It’s been just a week since US President Donald Trump sent a personal letter to Kim Jung saying to support North Korea fighting COVID-19 pandemic. Who expected that North Korea would fire missiles in reply to the letter?
North Korea has fired two suspected ballistic missiles into the ocean off its east coast – according to South Korea and Japan – the latest in a flurry of weapon launches that Seoul decried as “inappropriate” amid the global COVID-19 pandemic.
Two “short-range projectiles” were launched from the coastal Wonsan area on Sunday, and flew 230 kilometres (143 miles) at a maximum altitude of 30 kilometres (19 miles), South Korea’s Joint Chiefs of Staff reported.
“…this kind of military act by North Korea is very inappropriate and we call for an immediate halt,” South Korea’s JCS said in a statement, according to Yonhap news agency.
Japan’s Ministry of Defense said they appeared to be ballistic missiles, and they did not land in Japanese territory or its exclusive economic zone.
Till now North Korea fired 9 ballistic missiles and all are directly monitored by the Chairman Kim Jung Un himself.
Regarding this event, no official statement has been issued by North Korean authority till now.
That would be the most missiles ever fired in a single month by North Korea, according to a tally by Shea Cotton, senior researcher at the James Martin Center for Nonproliferation Studies.
“Coming this early in the year, the only time we’ve seen tests this frequently were in 2016 and 2017, both of which were huge years for North Korea’s missile program,” he posted on Twitter.
All of the missiles fired so far this year have been small, short-range weapons, such as the KN-24 fired during the last launch on March 21.
But Kim has warned that North Korea is developing a new “strategic weapon” to be unveiled this year, with analysts speculating that it could be a new long-range ballistic missile, or a submarine capable of launching such missiles.

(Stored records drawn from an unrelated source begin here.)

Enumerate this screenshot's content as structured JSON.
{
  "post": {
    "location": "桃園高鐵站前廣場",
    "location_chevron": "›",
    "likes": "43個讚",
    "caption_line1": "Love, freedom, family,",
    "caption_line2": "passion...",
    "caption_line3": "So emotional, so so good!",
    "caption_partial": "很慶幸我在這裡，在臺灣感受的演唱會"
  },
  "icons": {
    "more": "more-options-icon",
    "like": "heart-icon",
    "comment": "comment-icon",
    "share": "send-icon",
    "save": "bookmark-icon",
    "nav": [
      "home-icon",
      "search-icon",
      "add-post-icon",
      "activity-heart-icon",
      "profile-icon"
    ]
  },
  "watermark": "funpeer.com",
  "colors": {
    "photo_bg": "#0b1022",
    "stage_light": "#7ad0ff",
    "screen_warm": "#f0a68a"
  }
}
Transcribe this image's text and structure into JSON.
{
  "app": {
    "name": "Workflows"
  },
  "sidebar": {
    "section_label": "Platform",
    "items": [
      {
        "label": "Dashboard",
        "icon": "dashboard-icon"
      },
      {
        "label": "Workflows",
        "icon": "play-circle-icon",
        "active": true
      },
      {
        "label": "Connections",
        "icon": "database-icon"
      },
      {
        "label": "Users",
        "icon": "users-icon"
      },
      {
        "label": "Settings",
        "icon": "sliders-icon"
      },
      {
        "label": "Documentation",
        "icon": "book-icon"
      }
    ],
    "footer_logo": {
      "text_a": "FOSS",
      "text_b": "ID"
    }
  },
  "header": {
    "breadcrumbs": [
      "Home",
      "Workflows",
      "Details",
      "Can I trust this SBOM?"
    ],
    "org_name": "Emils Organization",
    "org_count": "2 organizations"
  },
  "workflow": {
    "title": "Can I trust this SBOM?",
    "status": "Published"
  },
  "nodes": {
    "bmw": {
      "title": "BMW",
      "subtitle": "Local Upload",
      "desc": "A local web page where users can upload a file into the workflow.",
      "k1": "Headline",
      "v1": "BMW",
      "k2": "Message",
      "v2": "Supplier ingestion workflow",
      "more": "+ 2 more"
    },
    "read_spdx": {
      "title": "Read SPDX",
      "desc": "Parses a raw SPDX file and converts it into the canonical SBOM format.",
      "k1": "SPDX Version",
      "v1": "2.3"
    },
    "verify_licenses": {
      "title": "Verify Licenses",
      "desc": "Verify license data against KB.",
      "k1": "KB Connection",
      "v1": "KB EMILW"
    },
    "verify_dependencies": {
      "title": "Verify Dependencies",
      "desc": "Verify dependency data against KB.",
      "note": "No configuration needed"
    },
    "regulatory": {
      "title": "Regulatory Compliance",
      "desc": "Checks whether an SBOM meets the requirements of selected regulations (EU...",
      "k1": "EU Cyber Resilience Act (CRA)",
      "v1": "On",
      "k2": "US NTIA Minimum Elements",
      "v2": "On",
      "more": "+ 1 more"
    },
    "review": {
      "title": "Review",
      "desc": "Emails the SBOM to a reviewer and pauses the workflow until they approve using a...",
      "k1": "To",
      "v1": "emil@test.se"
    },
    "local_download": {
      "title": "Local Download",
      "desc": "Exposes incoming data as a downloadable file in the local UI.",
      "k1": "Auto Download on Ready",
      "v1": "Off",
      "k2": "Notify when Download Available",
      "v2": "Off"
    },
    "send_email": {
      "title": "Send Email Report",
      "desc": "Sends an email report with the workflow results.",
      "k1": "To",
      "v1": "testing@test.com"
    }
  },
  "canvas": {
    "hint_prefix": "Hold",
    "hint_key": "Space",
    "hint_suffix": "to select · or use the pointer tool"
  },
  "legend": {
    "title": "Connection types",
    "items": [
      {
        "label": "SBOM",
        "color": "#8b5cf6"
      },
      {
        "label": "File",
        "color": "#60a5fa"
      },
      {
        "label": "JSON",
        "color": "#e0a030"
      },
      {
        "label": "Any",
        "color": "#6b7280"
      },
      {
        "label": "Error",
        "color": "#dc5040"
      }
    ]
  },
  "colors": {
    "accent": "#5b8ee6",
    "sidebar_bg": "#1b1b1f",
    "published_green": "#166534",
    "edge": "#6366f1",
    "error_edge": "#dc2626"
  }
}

North Korea has been barred from testing ballistic missiles and heavily sanctioned over its missile and nuclear weapons programs by the resolutions passed in United Nations Security Council (UNSC).
ONGOING MILITARY DRILLS
Even there is a lock down and quarantine measures imposed, it conducted monthly military drills.
On the other hand, South Korea and the United States have postponed some of their joint military exercises because of the COVID-19 outbreak in South Korea.
Politically and economically isolated, North Korea has not reported any confirmed cases, though some foreign experts have expressed doubts.
In the past, North Korea has typically conducted military drills, including tests of its ballistic missiles, in March as the wintry weather turns warmer. For the previous two years, however, it had avoided such springtime launches amid denuclearization talks with the United States.
News Source: March 29, Reuters, Click here to Read the full report